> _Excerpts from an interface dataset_
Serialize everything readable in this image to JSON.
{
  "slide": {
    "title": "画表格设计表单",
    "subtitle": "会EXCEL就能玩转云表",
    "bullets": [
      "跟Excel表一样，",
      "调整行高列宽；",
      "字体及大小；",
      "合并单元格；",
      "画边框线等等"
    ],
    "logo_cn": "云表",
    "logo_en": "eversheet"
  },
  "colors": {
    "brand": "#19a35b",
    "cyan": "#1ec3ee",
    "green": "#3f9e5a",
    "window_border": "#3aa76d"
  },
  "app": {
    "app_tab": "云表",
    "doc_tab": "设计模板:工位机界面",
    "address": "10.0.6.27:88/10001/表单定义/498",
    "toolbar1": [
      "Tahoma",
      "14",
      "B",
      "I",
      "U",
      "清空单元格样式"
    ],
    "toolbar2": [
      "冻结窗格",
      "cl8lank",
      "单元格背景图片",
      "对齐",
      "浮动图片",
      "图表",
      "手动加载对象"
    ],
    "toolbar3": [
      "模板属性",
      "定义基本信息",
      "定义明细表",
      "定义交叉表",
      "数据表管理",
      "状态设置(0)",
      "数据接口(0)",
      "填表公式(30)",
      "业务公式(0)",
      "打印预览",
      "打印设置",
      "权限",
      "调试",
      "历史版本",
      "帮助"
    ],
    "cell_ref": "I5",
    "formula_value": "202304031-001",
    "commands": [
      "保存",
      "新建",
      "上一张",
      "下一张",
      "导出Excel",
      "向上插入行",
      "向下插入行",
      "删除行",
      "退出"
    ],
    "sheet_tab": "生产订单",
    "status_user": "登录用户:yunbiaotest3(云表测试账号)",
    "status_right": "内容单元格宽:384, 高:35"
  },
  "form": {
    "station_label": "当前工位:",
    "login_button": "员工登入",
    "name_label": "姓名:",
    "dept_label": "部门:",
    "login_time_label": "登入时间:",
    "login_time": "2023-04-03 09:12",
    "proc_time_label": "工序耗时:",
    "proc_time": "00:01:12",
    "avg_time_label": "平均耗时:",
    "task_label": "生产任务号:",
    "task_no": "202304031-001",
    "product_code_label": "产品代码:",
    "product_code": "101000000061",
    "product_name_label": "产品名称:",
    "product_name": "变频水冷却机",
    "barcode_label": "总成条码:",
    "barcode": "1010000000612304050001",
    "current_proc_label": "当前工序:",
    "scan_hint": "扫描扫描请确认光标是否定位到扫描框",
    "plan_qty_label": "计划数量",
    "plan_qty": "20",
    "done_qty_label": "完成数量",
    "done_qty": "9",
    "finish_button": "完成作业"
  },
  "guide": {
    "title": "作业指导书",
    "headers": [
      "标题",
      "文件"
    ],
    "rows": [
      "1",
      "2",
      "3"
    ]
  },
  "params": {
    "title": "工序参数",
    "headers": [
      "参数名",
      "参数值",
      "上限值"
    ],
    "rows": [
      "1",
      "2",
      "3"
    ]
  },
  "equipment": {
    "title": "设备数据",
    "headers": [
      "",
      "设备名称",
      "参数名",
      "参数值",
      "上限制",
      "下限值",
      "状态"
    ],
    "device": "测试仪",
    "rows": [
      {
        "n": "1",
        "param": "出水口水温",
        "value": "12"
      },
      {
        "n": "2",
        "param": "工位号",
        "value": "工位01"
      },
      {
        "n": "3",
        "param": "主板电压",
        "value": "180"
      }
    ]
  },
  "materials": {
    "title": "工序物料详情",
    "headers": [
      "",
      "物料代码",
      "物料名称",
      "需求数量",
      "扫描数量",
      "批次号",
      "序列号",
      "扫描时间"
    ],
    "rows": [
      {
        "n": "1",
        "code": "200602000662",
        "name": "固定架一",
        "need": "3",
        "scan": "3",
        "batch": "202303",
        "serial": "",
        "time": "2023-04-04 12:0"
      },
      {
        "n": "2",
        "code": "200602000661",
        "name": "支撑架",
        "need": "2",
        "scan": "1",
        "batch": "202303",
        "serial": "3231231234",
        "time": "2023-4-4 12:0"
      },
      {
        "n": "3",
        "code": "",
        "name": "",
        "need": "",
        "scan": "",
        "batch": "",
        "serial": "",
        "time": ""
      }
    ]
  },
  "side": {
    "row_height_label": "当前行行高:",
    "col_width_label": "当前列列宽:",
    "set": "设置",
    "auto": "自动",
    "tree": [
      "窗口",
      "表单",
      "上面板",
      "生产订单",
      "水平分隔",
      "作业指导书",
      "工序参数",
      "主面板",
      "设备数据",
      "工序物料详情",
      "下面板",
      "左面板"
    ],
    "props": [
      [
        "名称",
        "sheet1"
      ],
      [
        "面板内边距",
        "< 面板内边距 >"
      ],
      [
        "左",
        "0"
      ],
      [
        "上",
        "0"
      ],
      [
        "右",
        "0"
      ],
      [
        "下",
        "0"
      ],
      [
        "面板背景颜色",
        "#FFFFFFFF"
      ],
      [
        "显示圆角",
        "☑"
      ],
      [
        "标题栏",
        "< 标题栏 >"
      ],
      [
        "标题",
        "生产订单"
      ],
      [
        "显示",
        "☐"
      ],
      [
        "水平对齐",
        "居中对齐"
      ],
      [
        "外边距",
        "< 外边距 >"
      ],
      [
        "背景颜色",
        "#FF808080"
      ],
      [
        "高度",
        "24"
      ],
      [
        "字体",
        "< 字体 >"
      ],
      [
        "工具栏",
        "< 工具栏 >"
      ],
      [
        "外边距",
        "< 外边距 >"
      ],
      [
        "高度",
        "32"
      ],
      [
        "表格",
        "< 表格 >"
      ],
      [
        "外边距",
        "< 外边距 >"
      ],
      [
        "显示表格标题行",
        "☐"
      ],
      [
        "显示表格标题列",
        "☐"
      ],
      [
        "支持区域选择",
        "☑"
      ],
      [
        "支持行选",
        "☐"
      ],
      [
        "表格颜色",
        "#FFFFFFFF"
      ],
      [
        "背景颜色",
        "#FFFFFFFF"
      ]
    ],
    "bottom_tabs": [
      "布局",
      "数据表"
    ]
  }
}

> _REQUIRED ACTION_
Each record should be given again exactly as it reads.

> _WRITTEN REPLY_
Serialize everything readable in this image to JSON.
{
  "slide": {
    "title": "画表格设计表单",
    "subtitle": "会EXCEL就能玩转云表",
    "bullets": [
      "跟Excel表一样，",
      "调整行高列宽；",
      "字体及大小；",
      "合并单元格；",
      "画边框线等等"
    ],
    "logo_cn": "云表",
    "logo_en": "eversheet"
  },
  "colors": {
    "brand": "#19a35b",
    "cyan": "#1ec3ee",
    "green": "#3f9e5a",
    "window_border": "#3aa76d"
  },
  "app": {
    "app_tab": "云表",
    "doc_tab": "设计模板:工位机界面",
    "address": "10.0.6.27:88/10001/表单定义/498",
    "toolbar1": [
      "Tahoma",
      "14",
      "B",
      "I",
      "U",
      "清空单元格样式"
    ],
    "toolbar2": [
      "冻结窗格",
      "cl8lank",
      "单元格背景图片",
      "对齐",
      "浮动图片",
      "图表",
      "手动加载对象"
    ],
    "toolbar3": [
      "模板属性",
      "定义基本信息",
      "定义明细表",
      "定义交叉表",
      "数据表管理",
      "状态设置(0)",
      "数据接口(0)",
      "填表公式(30)",
      "业务公式(0)",
      "打印预览",
      "打印设置",
      "权限",
      "调试",
      "历史版本",
      "帮助"
    ],
    "cell_ref": "I5",
    "formula_value": "202304031-001",
    "commands": [
      "保存",
      "新建",
      "上一张",
      "下一张",
      "导出Excel",
      "向上插入行",
      "向下插入行",
      "删除行",
      "退出"
    ],
    "sheet_tab": "生产订单",
    "status_user": "登录用户:yunbiaotest3(云表测试账号)",
    "status_right": "内容单元格宽:384, 高:35"
  },
  "form": {
    "station_label": "当前工位:",
    "login_button": "员工登入",
    "name_label": "姓名:",
    "dept_label": "部门:",
    "login_time_label": "登入时间:",
    "login_time": "2023-04-03 09:12",
    "proc_time_label": "工序耗时:",
    "proc_time": "00:01:12",
    "avg_time_label": "平均耗时:",
    "task_label": "生产任务号:",
    "task_no": "202304031-001",
    "product_code_label": "产品代码:",
    "product_code": "101000000061",
    "product_name_label": "产品名称:",
    "product_name": "变频水冷却机",
    "barcode_label": "总成条码:",
    "barcode": "1010000000612304050001",
    "current_proc_label": "当前工序:",
    "scan_hint": "扫描扫描请确认光标是否定位到扫描框",
    "plan_qty_label": "计划数量",
    "plan_qty": "20",
    "done_qty_label": "完成数量",
    "done_qty": "9",
    "finish_button": "完成作业"
  },
  "guide": {
    "title": "作业指导书",
    "headers": [
      "标题",
      "文件"
    ],
    "rows": [
      "1",
      "2",
      "3"
    ]
  },
  "params": {
    "title": "工序参数",
    "headers": [
      "参数名",
      "参数值",
      "上限值"
    ],
    "rows": [
      "1",
      "2",
      "3"
    ]
  },
  "equipment": {
    "title": "设备数据",
    "headers": [
      "",
      "设备名称",
      "参数名",
      "参数值",
      "上限制",
      "下限值",
      "状态"
    ],
    "device": "测试仪",
    "rows": [
      {
        "n": "1",
        "param": "出水口水温",
        "value": "12"
      },
      {
        "n": "2",
        "param": "工位号",
        "value": "工位01"
      },
      {
        "n": "3",
        "param": "主板电压",
        "value": "180"
      }
    ]
  },
  "materials": {
    "title": "工序物料详情",
    "headers": [
      "",
      "物料代码",
      "物料名称",
      "需求数量",
      "扫描数量",
      "批次号",
      "序列号",
      "扫描时间"
    ],
    "rows": [
      {
        "n": "1",
        "code": "200602000662",
        "name": "固定架一",
        "need": "3",
        "scan": "3",
        "batch": "202303",
        "serial": "",
        "time": "2023-04-04 12:0"
      },
      {
        "n": "2",
        "code": "200602000661",
        "name": "支撑架",
        "need": "2",
        "scan": "1",
        "batch": "202303",
        "serial": "3231231234",
        "time": "2023-4-4 12:0"
      },
      {
        "n": "3",
        "code": "",
        "name": "",
        "need": "",
        "scan": "",
        "batch": "",
        "serial": "",
        "time": ""
      }
    ]
  },
  "side": {
    "row_height_label": "当前行行高:",
    "col_width_label": "当前列列宽:",
    "set": "设置",
    "auto": "自动",
    "tree": [
      "窗口",
      "表单",
      "上面板",
      "生产订单",
      "水平分隔",
      "作业指导书",
      "工序参数",
      "主面板",
      "设备数据",
      "工序物料详情",
      "下面板",
      "左面板"
    ],
    "props": [
      [
        "名称",
        "sheet1"
      ],
      [
        "面板内边距",
        "< 面板内边距 >"
      ],
      [
        "左",
        "0"
      ],
      [
        "上",
        "0"
      ],
      [
        "右",
        "0"
      ],
      [
        "下",
        "0"
      ],
      [
        "面板背景颜色",
        "#FFFFFFFF"
      ],
      [
        "显示圆角",
        "☑"
      ],
      [
        "标题栏",
        "< 标题栏 >"
      ],
      [
        "标题",
        "生产订单"
      ],
      [
        "显示",
        "☐"
      ],
      [
        "水平对齐",
        "居中对齐"
      ],
      [
        "外边距",
        "< 外边距 >"
      ],
      [
        "背景颜色",
        "#FF808080"
      ],
      [
        "高度",
        "24"
      ],
      [
        "字体",
        "< 字体 >"
      ],
      [
        "工具栏",
        "< 工具栏 >"
      ],
      [
        "外边距",
        "< 外边距 >"
      ],
      [
        "高度",
        "32"
      ],
      [
        "表格",
        "< 表格 >"
      ],
      [
        "外边距",
        "< 外边距 >"
      ],
      [
        "显示表格标题行",
        "☐"
      ],
      [
        "显示表格标题列",
        "☐"
      ],
      [
        "支持区域选择",
        "☑"
      ],
      [
        "支持行选",
        "☐"
      ],
      [
        "表格颜色",
        "#FFFFFFFF"
      ],
      [
        "背景颜色",
        "#FFFFFFFF"
      ]
    ],
    "bottom_tabs": [
      "布局",
      "数据表"
    ]
  }
}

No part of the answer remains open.